Technology used in Telemedicine
The first type of telemedicine technology applications are called “store and forward” and is used for transferring digital images from different locations. A digital camera is used to take a picture by a healthcare professional which is stored and then forwarded by computer into another computer. This is used for situations that are not emergencies and the results are normally sent back 24-48 hours. Common uses of the “store and forward” technology is with teleradiology. This is when CT scans and MRIs can be forwarded from one place to another anywhere in the world. Many medical centers are changing over to this technology.
Another popular form of telemedicine is two-way, interactive television. This technology is used when the patient and healthcare provider gather together and connect to a medical specialist at another site. Videoconferencing equipment is used at both places allowing for a consultation to take place. Interactive television benefits most all areas of medicine. It allows healthcare providers to be able to look into ears and the activity of organs in the body. The clinical information transfers through the web.
Benefits of Telemedicine
Telemedicine benefits both the patient and healthcare provider by giving better access the patient and giving a quicker and correct diagnoses with convenience. Another benefit telemedicine provides is reducing healthcare cost and increasing efficiency through better management of diseases, staffing, shorter travel times, and less of a hospital stay. Telemedicine gives more independence to elderly allowing them to stay independent longer. Family members do not have to give 24 hour care to the patient, also giving the patient a better mental status by remaining independent.

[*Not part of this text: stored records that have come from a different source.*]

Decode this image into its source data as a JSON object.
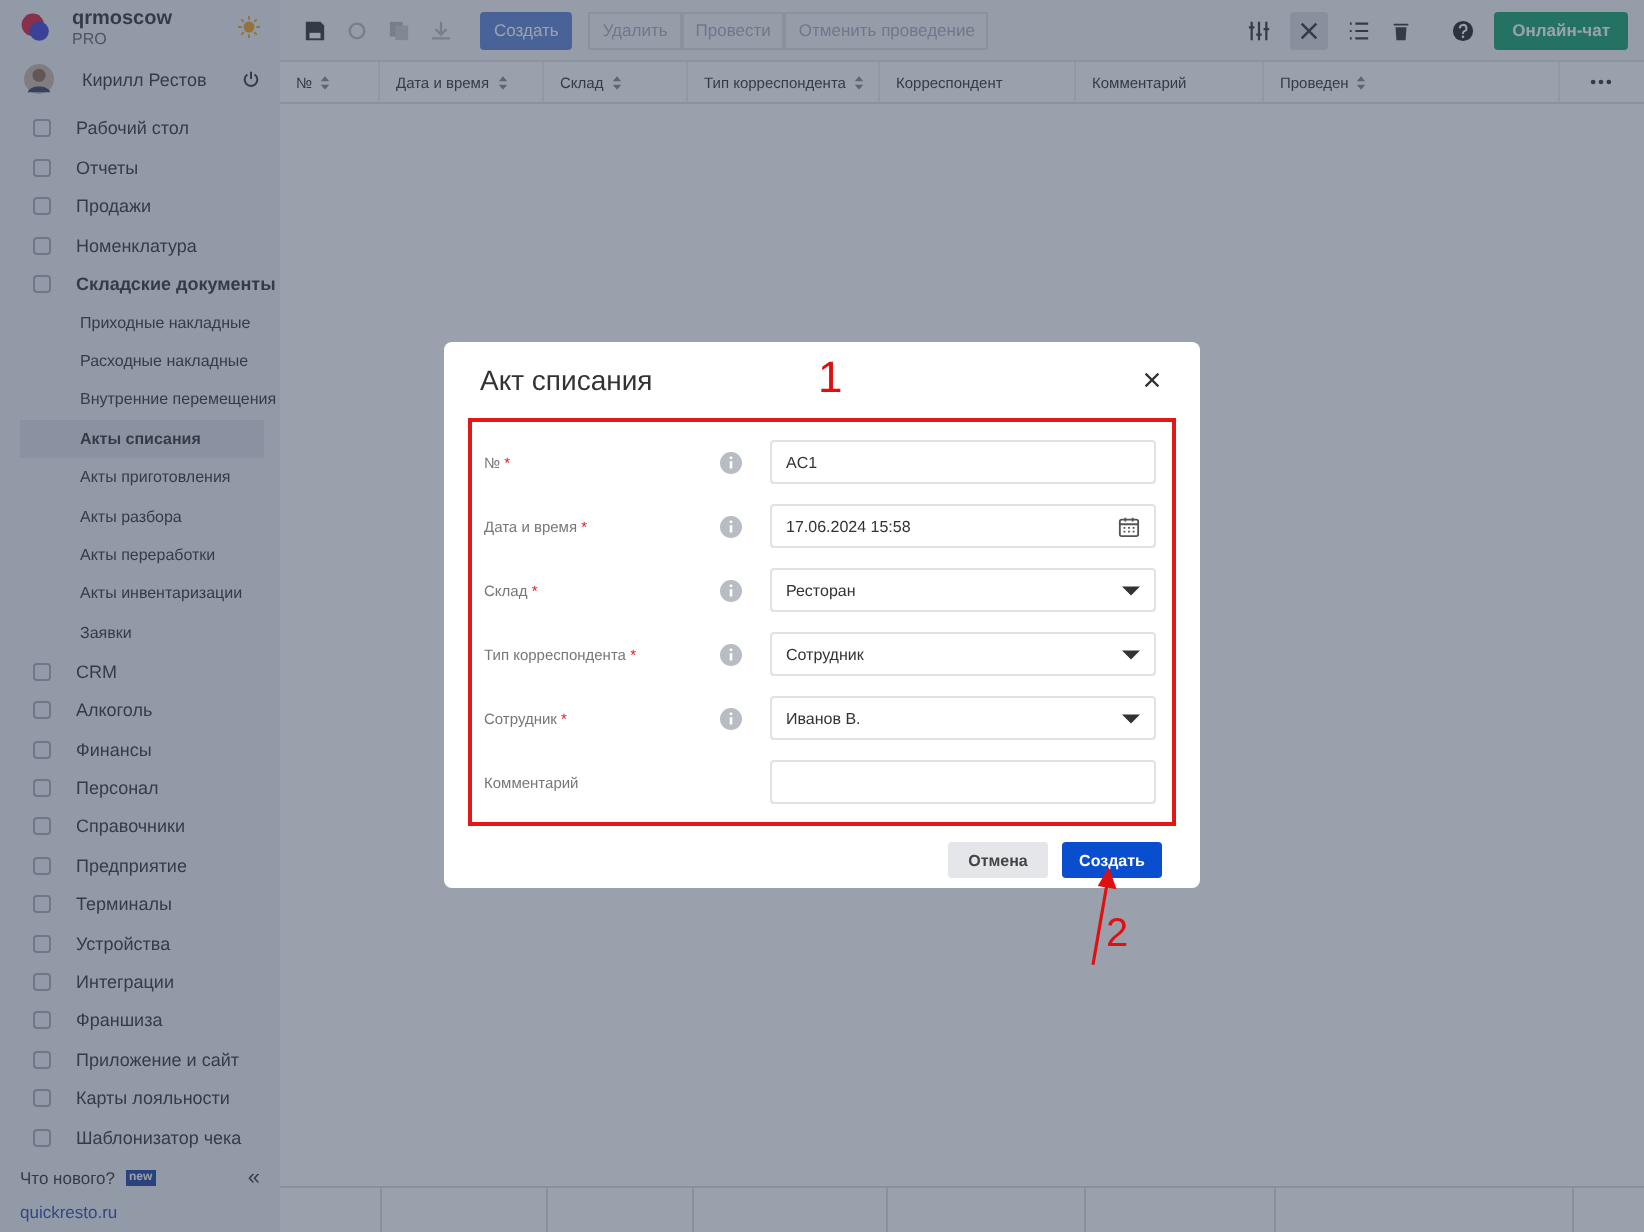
{
  "brand": {
    "name": "qrmoscow",
    "plan": "PRO"
  },
  "user": {
    "name": "Кирилл Рестов"
  },
  "sidebar": {
    "items": [
      {
        "label": "Рабочий стол",
        "expanded": false,
        "selected": false
      },
      {
        "label": "Отчеты",
        "expanded": false,
        "selected": false
      },
      {
        "label": "Продажи",
        "expanded": false,
        "selected": false
      },
      {
        "label": "Номенклатура",
        "expanded": false,
        "selected": false
      },
      {
        "label": "Складские документы",
        "expanded": true,
        "selected": false,
        "children": [
          {
            "label": "Приходные накладные",
            "selected": false
          },
          {
            "label": "Расходные накладные",
            "selected": false
          },
          {
            "label": "Внутренние перемещения",
            "selected": false
          },
          {
            "label": "Акты списания",
            "selected": true
          },
          {
            "label": "Акты приготовления",
            "selected": false
          },
          {
            "label": "Акты разбора",
            "selected": false
          },
          {
            "label": "Акты переработки",
            "selected": false
          },
          {
            "label": "Акты инвентаризации",
            "selected": false
          },
          {
            "label": "Заявки",
            "selected": false
          }
        ]
      },
      {
        "label": "CRM",
        "expanded": false,
        "selected": false
      },
      {
        "label": "Алкоголь",
        "expanded": false,
        "selected": false
      },
      {
        "label": "Финансы",
        "expanded": false,
        "selected": false
      },
      {
        "label": "Персонал",
        "expanded": false,
        "selected": false
      },
      {
        "label": "Справочники",
        "expanded": false,
        "selected": false
      },
      {
        "label": "Предприятие",
        "expanded": false,
        "selected": false
      },
      {
        "label": "Терминалы",
        "expanded": false,
        "selected": false
      },
      {
        "label": "Устройства",
        "expanded": false,
        "selected": false
      },
      {
        "label": "Интеграции",
        "expanded": false,
        "selected": false
      },
      {
        "label": "Франшиза",
        "expanded": false,
        "selected": false
      },
      {
        "label": "Приложение и сайт",
        "expanded": false,
        "selected": false
      },
      {
        "label": "Карты лояльности",
        "expanded": false,
        "selected": false
      },
      {
        "label": "Шаблонизатор чека",
        "expanded": false,
        "selected": false
      }
    ],
    "whats_new": "Что нового?",
    "new_badge": "new",
    "collapse": "«",
    "site_link": "quickresto.ru"
  },
  "toolbar": {
    "buttons": [
      {
        "label": "Создать",
        "kind": "primary",
        "disabled": false
      },
      {
        "label": "Удалить",
        "kind": "plain",
        "disabled": true
      },
      {
        "label": "Провести",
        "kind": "plain",
        "disabled": true
      },
      {
        "label": "Отменить проведение",
        "kind": "plain",
        "disabled": true
      }
    ],
    "chat_button": "Онлайн-чат"
  },
  "table": {
    "columns": [
      {
        "label": "№",
        "sortable": true
      },
      {
        "label": "Дата и время",
        "sortable": true
      },
      {
        "label": "Склад",
        "sortable": true
      },
      {
        "label": "Тип корреспондента",
        "sortable": true
      },
      {
        "label": "Корреспондент",
        "sortable": false
      },
      {
        "label": "Комментарий",
        "sortable": false
      },
      {
        "label": "Проведен",
        "sortable": true
      }
    ]
  },
  "dialog": {
    "title": "Акт списания",
    "fields": [
      {
        "label": "№",
        "required_mark": "*",
        "info": true,
        "kind": "input",
        "value": "AC1"
      },
      {
        "label": "Дата и время",
        "required_mark": "*",
        "info": true,
        "kind": "date",
        "value": "17.06.2024 15:58"
      },
      {
        "label": "Склад",
        "required_mark": "*",
        "info": true,
        "kind": "select",
        "value": "Ресторан"
      },
      {
        "label": "Тип корреспондента",
        "required_mark": "*",
        "info": true,
        "kind": "select",
        "value": "Сотрудник"
      },
      {
        "label": "Сотрудник",
        "required_mark": "*",
        "info": true,
        "kind": "select",
        "value": "Иванов В."
      },
      {
        "label": "Комментарий",
        "info": false,
        "kind": "input"
      }
    ],
    "cancel_button": "Отмена",
    "create_button": "Создать"
  },
  "annotations": {
    "box_label": "1",
    "arrow_label": "2"
  }
}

The technology of telemedicine allows for patient records to be kept safe forever on an electronic format. The information is accessible to the healthcare providers and is updated each time a patient receives treatment. Patients spend less time at medical facilities by using telemedicine which streamline the process of patient care. Patients are more satisfied and feel more involved with their care and less nervous.
Telecardiology is a process of ECG waves being transmitted with the guide of wireless and telephone. This process was first done in 1958 and ECG tracings were transmitted about 40,000 feet. There are various methods to send these waves, however the oldest system method came from Gwalior City of India in 1975. A telecardiology system enables wireless transmission of electrocardiograph from the home of a patient.

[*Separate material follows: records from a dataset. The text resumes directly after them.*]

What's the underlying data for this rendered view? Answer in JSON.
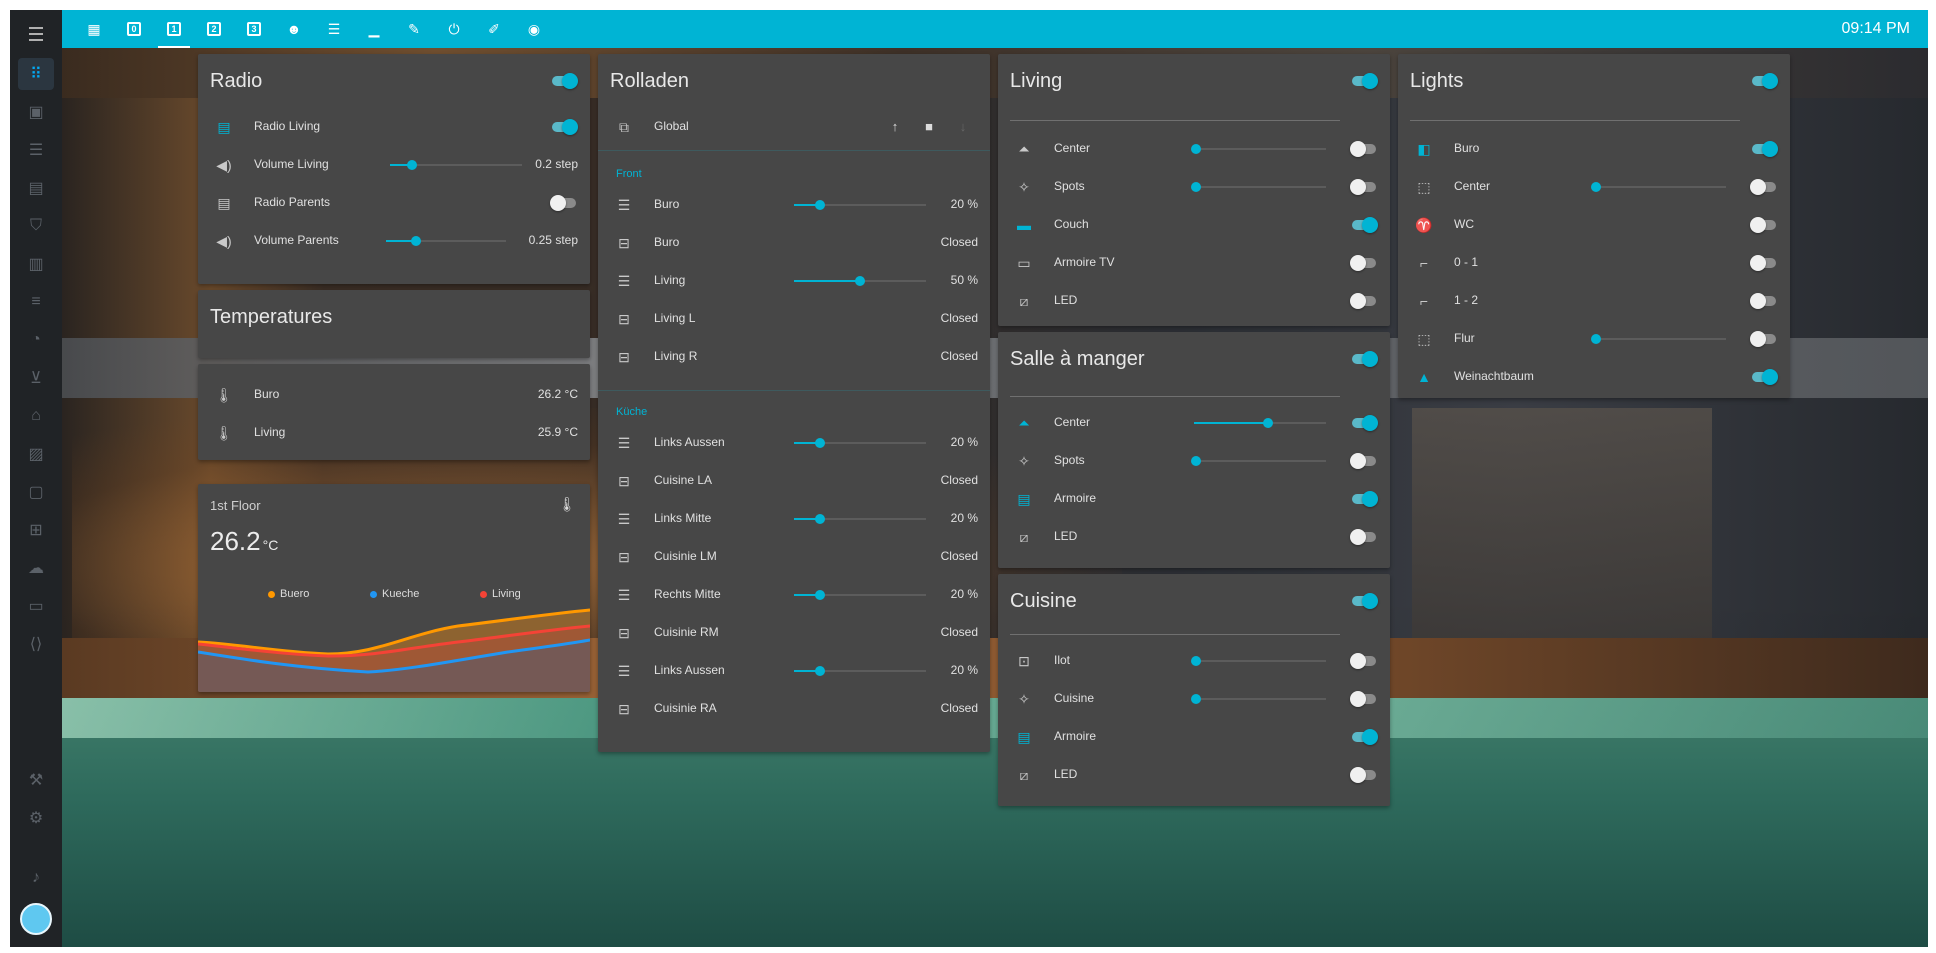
{
  "topbar": {
    "time": "09:14 PM",
    "views": [
      {
        "icon": "floorplan-icon",
        "glyph": "▦"
      },
      {
        "icon": "floor-0-icon",
        "glyph": "0"
      },
      {
        "icon": "floor-1-icon",
        "glyph": "1"
      },
      {
        "icon": "floor-2-icon",
        "glyph": "2"
      },
      {
        "icon": "floor-3-icon",
        "glyph": "3"
      },
      {
        "icon": "robot-icon",
        "glyph": "☻"
      },
      {
        "icon": "server-icon",
        "glyph": "☰"
      },
      {
        "icon": "laptop-icon",
        "glyph": "▁"
      },
      {
        "icon": "wrench-icon",
        "glyph": "✎"
      },
      {
        "icon": "power-icon",
        "glyph": "⏻"
      },
      {
        "icon": "ruler-icon",
        "glyph": "✐"
      },
      {
        "icon": "camera-icon",
        "glyph": "◉"
      }
    ]
  },
  "radio": {
    "title": "Radio",
    "rows": [
      {
        "name": "Radio Living",
        "icon": "radio-icon"
      },
      {
        "name": "Volume Living",
        "icon": "volume-icon",
        "value": "0.2 step"
      },
      {
        "name": "Radio Parents",
        "icon": "radio-icon"
      },
      {
        "name": "Volume Parents",
        "icon": "volume-icon",
        "value": "0.25 step"
      }
    ]
  },
  "temperatures": {
    "title": "Temperatures",
    "rows": [
      {
        "name": "Buro",
        "value": "26.2 °C"
      },
      {
        "name": "Living",
        "value": "25.9 °C"
      }
    ]
  },
  "floor": {
    "title": "1st Floor",
    "value": "26.2",
    "unit": "°C",
    "legend": [
      {
        "name": "Buero",
        "color": "#ff9800"
      },
      {
        "name": "Kueche",
        "color": "#2196f3"
      },
      {
        "name": "Living",
        "color": "#f44336"
      }
    ]
  },
  "rolladen": {
    "title": "Rolladen",
    "global": "Global",
    "section_front": "Front",
    "section_kueche": "Küche",
    "front": [
      {
        "name": "Buro",
        "value": "20 %"
      },
      {
        "name": "Buro",
        "value": "Closed"
      },
      {
        "name": "Living",
        "value": "50 %"
      },
      {
        "name": "Living L",
        "value": "Closed"
      },
      {
        "name": "Living R",
        "value": "Closed"
      }
    ],
    "kueche": [
      {
        "name": "Links Aussen",
        "value": "20 %"
      },
      {
        "name": "Cuisine LA",
        "value": "Closed"
      },
      {
        "name": "Links Mitte",
        "value": "20 %"
      },
      {
        "name": "Cuisinie LM",
        "value": "Closed"
      },
      {
        "name": "Rechts Mitte",
        "value": "20 %"
      },
      {
        "name": "Cuisinie RM",
        "value": "Closed"
      },
      {
        "name": "Links Aussen",
        "value": "20 %"
      },
      {
        "name": "Cuisinie RA",
        "value": "Closed"
      }
    ]
  },
  "living": {
    "title": "Living",
    "rows": [
      {
        "name": "Center"
      },
      {
        "name": "Spots"
      },
      {
        "name": "Couch"
      },
      {
        "name": "Armoire TV"
      },
      {
        "name": "LED"
      }
    ]
  },
  "salle": {
    "title": "Salle à manger",
    "rows": [
      {
        "name": "Center"
      },
      {
        "name": "Spots"
      },
      {
        "name": "Armoire"
      },
      {
        "name": "LED"
      }
    ]
  },
  "cuisine": {
    "title": "Cuisine",
    "rows": [
      {
        "name": "Ilot"
      },
      {
        "name": "Cuisine"
      },
      {
        "name": "Armoire"
      },
      {
        "name": "LED"
      }
    ]
  },
  "lights": {
    "title": "Lights",
    "rows": [
      {
        "name": "Buro"
      },
      {
        "name": "Center"
      },
      {
        "name": "WC"
      },
      {
        "name": "0 - 1"
      },
      {
        "name": "1 - 2"
      },
      {
        "name": "Flur"
      },
      {
        "name": "Weinachtbaum"
      }
    ]
  },
  "colors": {
    "accent": "#00b4d4",
    "card": "#474747",
    "sidebar": "#202326"
  }
}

The ECG converts to sound waves along the frequencies which helps monitor patients with pacemakers. Telecardiology technology allows medical care in rural and remote areas. The benefits of telecardiology is being able to reach isolated communities and people in remote regions. The waves can travel wireless or though a telephone wire.

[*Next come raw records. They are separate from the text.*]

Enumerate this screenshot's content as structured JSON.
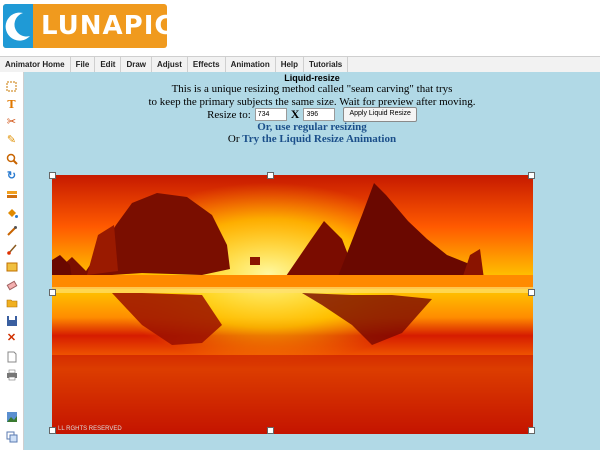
{
  "logo": {
    "text": "LUNAPIC"
  },
  "menu": [
    "Animator Home",
    "File",
    "Edit",
    "Draw",
    "Adjust",
    "Effects",
    "Animation",
    "Help",
    "Tutorials"
  ],
  "toolbar_icons": [
    "select-icon",
    "text-icon",
    "scissors-icon",
    "pencil-icon",
    "zoom-icon",
    "rotate-icon",
    "layers-icon",
    "paint-bucket-icon",
    "eyedropper-icon",
    "brush-icon",
    "crop-icon",
    "eraser-icon",
    "open-folder-icon",
    "save-icon",
    "close-icon",
    "new-file-icon",
    "print-icon",
    "image-icon",
    "copy-icon"
  ],
  "content": {
    "title": "Liquid-resize",
    "desc_line1": "This is a unique resizing method called \"seam carving\" that trys",
    "desc_line2": "to keep the primary subjects the same size. Wait for preview after moving.",
    "resize_label": "Resize to:",
    "width_value": "734",
    "height_value": "396",
    "separator": "X",
    "apply_button": "Apply Liquid Resize",
    "regular_link": "Or, use regular resizing",
    "animation_prefix": "Or",
    "animation_link": "Try the Liquid Resize Animation"
  },
  "image": {
    "watermark": "LL RGHTS RESERVED"
  },
  "colors": {
    "logo_orange": "#f09a1e",
    "logo_blue": "#1f9ad6",
    "panel_bg": "#b1d9e6",
    "link": "#1b4f8a"
  }
}
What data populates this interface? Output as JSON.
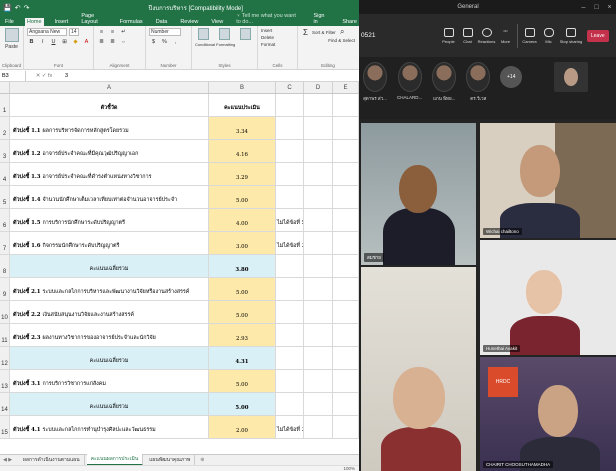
{
  "excel": {
    "title_bar": {
      "filename": "ปีงบการบริหาร [Compatibility Mode]",
      "qat": [
        "💾",
        "↶",
        "↷"
      ]
    },
    "tabs": [
      "File",
      "Home",
      "Insert",
      "Page Layout",
      "Formulas",
      "Data",
      "Review",
      "View"
    ],
    "active_tab": "Home",
    "tell_me": "♀ Tell me what you want to do...",
    "signin": "Sign in",
    "share": "Share",
    "ribbon": {
      "clipboard_label": "Clipboard",
      "paste_label": "Paste",
      "font_label": "Font",
      "font_name": "Angsana New",
      "font_size": "14",
      "alignment_label": "Alignment",
      "number_label": "Number",
      "number_format": "Number",
      "styles_label": "Styles",
      "conditional_label": "Conditional Formatting",
      "format_table_label": "Format as Table",
      "cell_styles_label": "Cell Styles",
      "cells_label": "Cells",
      "insert_label": "Insert",
      "delete_label": "Delete",
      "format_label": "Format",
      "editing_label": "Editing",
      "sort_label": "Sort & Filter",
      "find_label": "Find & Select"
    },
    "formula_bar": {
      "name_box": "B3",
      "fx": "✕ ✓ fx",
      "value": "3"
    },
    "columns": [
      "A",
      "B",
      "C",
      "D",
      "E"
    ],
    "rows": [
      {
        "n": "1",
        "type": "hdr",
        "a_bold": "",
        "a": "ตัวชี้วัด",
        "b": "คะแนนประเมิน",
        "c": "",
        "d": ""
      },
      {
        "n": "2",
        "type": "item",
        "a_bold": "ตัวบ่งชี้ 1.1",
        "a": "ผลการบริหารจัดการหลักสูตรโดยรวม",
        "b": "3.34",
        "c": "",
        "d": ""
      },
      {
        "n": "3",
        "type": "item",
        "a_bold": "ตัวบ่งชี้ 1.2",
        "a": "อาจารย์ประจำคณะที่มีคุณวุฒิปริญญาเอก",
        "b": "4.16",
        "c": "",
        "d": ""
      },
      {
        "n": "4",
        "type": "item",
        "a_bold": "ตัวบ่งชี้ 1.3",
        "a": "อาจารย์ประจำคณะที่ดำรงตำแหน่งทางวิชาการ",
        "b": "3.29",
        "c": "",
        "d": ""
      },
      {
        "n": "5",
        "type": "item",
        "a_bold": "ตัวบ่งชี้ 1.4",
        "a": "จำนวนนักศึกษาเต็มเวลาเทียบเท่าต่อจำนวนอาจารย์ประจำ",
        "b": "5.00",
        "c": "",
        "d": ""
      },
      {
        "n": "6",
        "type": "item",
        "a_bold": "ตัวบ่งชี้ 1.5",
        "a": "การบริการนักศึกษาระดับปริญญาตรี",
        "b": "4.00",
        "c": "ไม่ได้ข้อที่ 5",
        "d": ""
      },
      {
        "n": "7",
        "type": "item",
        "a_bold": "ตัวบ่งชี้ 1.6",
        "a": "กิจกรรมนักศึกษาระดับปริญญาตรี",
        "b": "3.00",
        "c": "ไม่ได้ข้อที่ 3,5,6",
        "d": ""
      },
      {
        "n": "8",
        "type": "avg",
        "a_bold": "",
        "a": "คะแนนเฉลี่ยรวม",
        "b": "3.80",
        "c": "",
        "d": ""
      },
      {
        "n": "9",
        "type": "item",
        "a_bold": "ตัวบ่งชี้ 2.1",
        "a": "ระบบและกลไกการบริหารและพัฒนางานวิจัยหรืองานสร้างสรรค์",
        "b": "5.00",
        "c": "",
        "d": ""
      },
      {
        "n": "10",
        "type": "item",
        "a_bold": "ตัวบ่งชี้ 2.2",
        "a": "เงินสนับสนุนงานวิจัยและงานสร้างสรรค์",
        "b": "5.00",
        "c": "",
        "d": ""
      },
      {
        "n": "11",
        "type": "item",
        "a_bold": "ตัวบ่งชี้ 2.3",
        "a": "ผลงานทางวิชาการของอาจารย์ประจำและนักวิจัย",
        "b": "2.93",
        "c": "",
        "d": ""
      },
      {
        "n": "12",
        "type": "avg",
        "a_bold": "",
        "a": "คะแนนเฉลี่ยรวม",
        "b": "4.31",
        "c": "",
        "d": ""
      },
      {
        "n": "13",
        "type": "item",
        "a_bold": "ตัวบ่งชี้ 3.1",
        "a": "การบริการวิชาการแก่สังคม",
        "b": "5.00",
        "c": "",
        "d": ""
      },
      {
        "n": "14",
        "type": "avg",
        "a_bold": "",
        "a": "คะแนนเฉลี่ยรวม",
        "b": "5.00",
        "c": "",
        "d": ""
      },
      {
        "n": "15",
        "type": "item",
        "a_bold": "ตัวบ่งชี้ 4.1",
        "a": "ระบบและกลไกการทำนุบำรุงศิลปะและวัฒนธรรม",
        "b": "2.00",
        "c": "ไม่ได้ข้อที่ 3,4,5,6,7",
        "d": ""
      }
    ],
    "sheet_tabs": [
      "ผลการดำเนินงานตามแผน",
      "คะแนนผลการประเมิน",
      "แผนพัฒนาคุณภาพ"
    ],
    "active_sheet": 1,
    "sheet_nav": "◀ ▶",
    "add_sheet": "⊕",
    "status_zoom": "100%"
  },
  "meeting": {
    "title": "General",
    "time": "0521",
    "buttons": [
      "People",
      "Chat",
      "Reactions",
      "More",
      "Camera",
      "Mic",
      "Stop sharing"
    ],
    "leave_label": "Leave",
    "strip": [
      {
        "name": "สุดาพร ส่ว..."
      },
      {
        "name": "CHALARD..."
      },
      {
        "name": "แกน พิทย..."
      },
      {
        "name": "ดร.วีเวส"
      }
    ],
    "more_count": "+14",
    "tiles": [
      {
        "name": "สมชาย"
      },
      {
        "name": "Wichai chailtono"
      },
      {
        "name": "Hunethai Avakit"
      },
      {
        "name": ""
      },
      {
        "name": "CHAIRIT CHOOSUTHAMADHA"
      }
    ],
    "logo_text": "HRDC"
  }
}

One of the most common applications of telemedicine is teledermatology. Telecommunication technologies are used exchanging the patients medical information using audio, data, and visual communication about their skin conditions and tumors of the skin. Teledermatology was first developed in 1995 by two dermatologist Perednia and Brown. It is practiced on two concepts, store and forward.
Dermatologists rely on diagnostic images for centuries. With the improvement of telecommunications and computer and the low-cost of digital cameras make teledermatology more valuable than ever. Not only is it useful in diagnosing a patient, it can be used a teaching method. Teledermatology is used among healthcare professionals needing a second opinion on a consult.
Teleradiology is the travel of radiological images from one place to another for medical purposes. It improves patient care and allows radiologists to give a service without being at the location of where the patient is. It allows for a trained medical professional to be available 24/7 for diagnosing versus a medical profession only available only at certain times of the day. A teleradiology network is performed using up-to-date technology and software and transmits the images to the radiologists to be interpreted.
In order for teleradiology to work, the image is scanned to the modem. After the image is sent to the modem, impulses are sent to the receiving station. The impulses are stored and converted back into the original image. The image is viewed by a radiologist who can diagnose the patients problem.